==== Information ====

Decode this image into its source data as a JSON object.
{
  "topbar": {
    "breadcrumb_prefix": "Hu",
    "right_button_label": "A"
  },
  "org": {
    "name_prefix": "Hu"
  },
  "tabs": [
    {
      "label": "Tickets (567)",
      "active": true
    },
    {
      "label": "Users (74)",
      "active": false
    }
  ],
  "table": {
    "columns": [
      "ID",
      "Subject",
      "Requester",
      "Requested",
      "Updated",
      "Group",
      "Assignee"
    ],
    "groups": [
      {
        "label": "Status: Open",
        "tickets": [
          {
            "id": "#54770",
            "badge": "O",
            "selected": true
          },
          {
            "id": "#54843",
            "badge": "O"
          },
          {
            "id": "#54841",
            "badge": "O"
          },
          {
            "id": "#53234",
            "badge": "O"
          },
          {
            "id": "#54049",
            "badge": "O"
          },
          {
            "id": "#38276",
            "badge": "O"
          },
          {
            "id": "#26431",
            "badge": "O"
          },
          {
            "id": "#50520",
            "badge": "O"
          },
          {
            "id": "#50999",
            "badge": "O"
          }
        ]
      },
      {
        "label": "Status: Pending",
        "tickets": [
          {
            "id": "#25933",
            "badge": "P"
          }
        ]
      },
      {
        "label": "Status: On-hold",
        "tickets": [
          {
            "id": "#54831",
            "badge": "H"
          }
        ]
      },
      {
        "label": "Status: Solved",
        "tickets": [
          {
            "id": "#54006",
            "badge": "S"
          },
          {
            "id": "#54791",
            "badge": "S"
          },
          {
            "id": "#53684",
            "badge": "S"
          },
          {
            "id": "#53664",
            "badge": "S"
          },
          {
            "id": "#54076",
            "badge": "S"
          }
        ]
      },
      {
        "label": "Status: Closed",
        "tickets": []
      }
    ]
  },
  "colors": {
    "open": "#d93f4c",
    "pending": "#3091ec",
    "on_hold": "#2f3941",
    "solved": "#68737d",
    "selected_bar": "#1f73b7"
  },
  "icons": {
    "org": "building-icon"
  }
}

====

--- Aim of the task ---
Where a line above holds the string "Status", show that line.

--- Answer space ---
        "label": "Status: Open",
        "label": "Status: Pending",
        "label": "Status: On-hold",
        "label": "Status: Solved",
        "label": "Status: Closed",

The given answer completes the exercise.